August 13, 2012
Using the Ontario Telehealth Network's (OTN) video conferencing capabilities, St. Joseph's is able to provide the necessary assessment and follow up care for bariatric patients who live in northern parts of the province – close to where they live.
As a centre for bariatric surgery, St. Joe's has been providing bariatric surgery for the last five years. In 2009 when the University of Toronto Collaborative Bariatric Surgery Program was created, St. Joe's and five other Toronto-area hospitals became surgical sites of excellence for this specialized surgery and two intake and assessment centres were developed.
Since then, an assessment clinic was opened in Sudbury which partners exclusively with St. Joe's to provide surgical assessment, surgery and follow up care for bariatric patients.

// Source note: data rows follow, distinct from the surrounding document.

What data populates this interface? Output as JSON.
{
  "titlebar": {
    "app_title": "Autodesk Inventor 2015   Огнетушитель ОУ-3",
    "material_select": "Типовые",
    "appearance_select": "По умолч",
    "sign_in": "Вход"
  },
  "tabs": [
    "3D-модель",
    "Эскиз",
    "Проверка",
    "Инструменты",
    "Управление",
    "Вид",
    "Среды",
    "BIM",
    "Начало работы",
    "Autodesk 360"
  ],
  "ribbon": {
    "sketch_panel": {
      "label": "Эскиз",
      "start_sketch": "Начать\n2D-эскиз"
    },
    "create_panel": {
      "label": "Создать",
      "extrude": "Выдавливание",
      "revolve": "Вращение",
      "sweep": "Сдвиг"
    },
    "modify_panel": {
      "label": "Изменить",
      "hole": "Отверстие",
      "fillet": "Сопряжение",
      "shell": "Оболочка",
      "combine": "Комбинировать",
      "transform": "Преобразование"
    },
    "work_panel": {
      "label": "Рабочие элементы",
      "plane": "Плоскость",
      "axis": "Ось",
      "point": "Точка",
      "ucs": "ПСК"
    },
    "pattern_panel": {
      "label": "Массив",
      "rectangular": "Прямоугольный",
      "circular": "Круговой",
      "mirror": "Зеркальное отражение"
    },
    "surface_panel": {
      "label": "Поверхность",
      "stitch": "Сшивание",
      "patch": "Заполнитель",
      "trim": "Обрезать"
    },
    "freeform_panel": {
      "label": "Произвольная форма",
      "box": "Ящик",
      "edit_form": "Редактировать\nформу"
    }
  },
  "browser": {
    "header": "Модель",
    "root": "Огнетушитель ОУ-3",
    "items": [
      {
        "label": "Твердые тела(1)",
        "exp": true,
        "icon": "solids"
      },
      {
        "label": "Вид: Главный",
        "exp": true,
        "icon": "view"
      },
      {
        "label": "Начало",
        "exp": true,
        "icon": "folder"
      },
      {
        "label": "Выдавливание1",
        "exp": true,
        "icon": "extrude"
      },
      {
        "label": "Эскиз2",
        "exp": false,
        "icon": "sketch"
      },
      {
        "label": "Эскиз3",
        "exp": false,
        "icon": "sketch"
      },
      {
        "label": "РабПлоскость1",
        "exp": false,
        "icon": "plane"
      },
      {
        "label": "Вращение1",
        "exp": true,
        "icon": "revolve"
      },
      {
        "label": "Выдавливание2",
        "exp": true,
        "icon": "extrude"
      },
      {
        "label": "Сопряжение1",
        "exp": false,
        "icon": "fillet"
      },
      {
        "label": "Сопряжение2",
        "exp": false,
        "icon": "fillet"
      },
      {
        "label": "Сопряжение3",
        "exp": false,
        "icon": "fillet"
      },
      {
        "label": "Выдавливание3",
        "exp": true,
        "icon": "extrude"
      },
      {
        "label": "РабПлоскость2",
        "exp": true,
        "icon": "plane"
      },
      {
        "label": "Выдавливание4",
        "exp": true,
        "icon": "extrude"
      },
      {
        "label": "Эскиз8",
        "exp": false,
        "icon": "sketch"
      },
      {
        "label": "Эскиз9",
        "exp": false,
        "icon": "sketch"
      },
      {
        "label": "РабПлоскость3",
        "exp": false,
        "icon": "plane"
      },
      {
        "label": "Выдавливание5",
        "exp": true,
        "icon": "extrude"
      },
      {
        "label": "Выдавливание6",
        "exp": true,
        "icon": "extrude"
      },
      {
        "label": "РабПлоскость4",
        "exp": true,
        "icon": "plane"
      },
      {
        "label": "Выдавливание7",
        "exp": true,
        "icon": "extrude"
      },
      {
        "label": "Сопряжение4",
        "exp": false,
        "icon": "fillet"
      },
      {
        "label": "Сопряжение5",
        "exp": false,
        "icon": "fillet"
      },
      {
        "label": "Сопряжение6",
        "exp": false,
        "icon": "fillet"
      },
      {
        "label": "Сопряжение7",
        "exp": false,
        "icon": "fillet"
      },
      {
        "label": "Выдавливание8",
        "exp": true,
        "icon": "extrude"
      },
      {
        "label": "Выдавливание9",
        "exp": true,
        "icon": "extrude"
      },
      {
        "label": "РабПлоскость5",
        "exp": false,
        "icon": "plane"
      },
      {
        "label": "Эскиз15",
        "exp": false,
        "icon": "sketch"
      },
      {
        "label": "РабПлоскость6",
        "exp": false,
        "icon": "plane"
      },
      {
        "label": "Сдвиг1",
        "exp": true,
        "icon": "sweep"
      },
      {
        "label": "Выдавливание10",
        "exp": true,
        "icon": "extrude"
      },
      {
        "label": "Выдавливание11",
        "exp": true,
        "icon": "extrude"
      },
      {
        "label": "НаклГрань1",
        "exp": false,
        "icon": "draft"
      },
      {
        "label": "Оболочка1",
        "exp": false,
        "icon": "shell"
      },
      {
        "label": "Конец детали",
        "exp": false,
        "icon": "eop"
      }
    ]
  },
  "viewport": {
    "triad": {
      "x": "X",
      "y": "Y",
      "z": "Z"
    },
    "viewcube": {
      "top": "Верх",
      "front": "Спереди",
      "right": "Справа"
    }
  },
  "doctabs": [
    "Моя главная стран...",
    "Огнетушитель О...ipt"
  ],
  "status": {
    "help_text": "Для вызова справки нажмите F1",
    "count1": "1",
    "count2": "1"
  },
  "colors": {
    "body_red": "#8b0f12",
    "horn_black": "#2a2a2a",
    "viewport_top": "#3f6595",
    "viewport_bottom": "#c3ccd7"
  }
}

"The way the program works is that prior to having bariatric surgery, patients must undergo an initial screening conducted by a nurse, a dietitian, psychologist, internist and surgeon at one of two intake centers," said Dr. Lloyd Smith, Chief of Surgery at St. Joseph's.
"Patients referred to the Sudbury clinic would go to that clinic to see the nurse, dietitian and so forth but will have their surgical assessment conducted by myself, Dr. Paul Sullivan or Dr. David Lindsay via video teleconferencing through OTN. We would talk to the patient about the benefits and risks of having bariatric surgery. We are the only hospital to do this because we are the only one that is remote," said Dr. Smith.
Dr. Smith explains that since the northern part of the province is very well connected through OTN, that this is a great way for St. Joe's to conduct the surgical assessments and follow up care for the Sudbury clinic patients.
"The first time a (St. Joe's) bariatric patient would come to Toronto would be for their pre-anaesthetic work up, three to four weeks prior to surgery," said Dr. Smith. "The benefit for our patients of not having to travel (to Toronto) several times for appointments before surgery is significant, because these patients don't drive. Through OTN we are saving our patients two days worth of travel for them for a 15-minute appointment," he said.
"It's actually pretty cool the way it's set up," said Dr. Smith. "The appointments are booked in advance by the Sudbury clinic and are set at 15-minute intervals. So, if it's a 15-minute appointment we speak for 13 minutes and a voice comes on and says you have two minutes left. Then at 15 minutes the connection just flips to the next patient. The OTN set ups are quite sophisticated so the Ministry of Health and Long-Term Care (MOHLTC) has them in hospitals – so that patients would be at their local hospital for the video conference."
Bariatric surgery, or weight loss surgery, is a type of procedure performed on people who are obese, for the purpose of losing weight. As part of the Ontario MOHLTC's diabetes strategy, funding has been provided to increase the number of surgeries that can be performed throughout the province. The surgery is done laproscopically, which allows for a quick recovery period. Patients are expected to stay in hospital only one to two nights after surgery and should be able to return to normal activity after three to four weeks. Last year, St. Joe's conducted 209 bariatric surgeries.
Using OTN, our surgeons can continue to follow bariatric surgery patients for five years after their procedure. Based on the patient, surgical follow up appointments can vary, anywhere from one to four times per year, said Dr. Smith.
Page last updated: March 25, 2011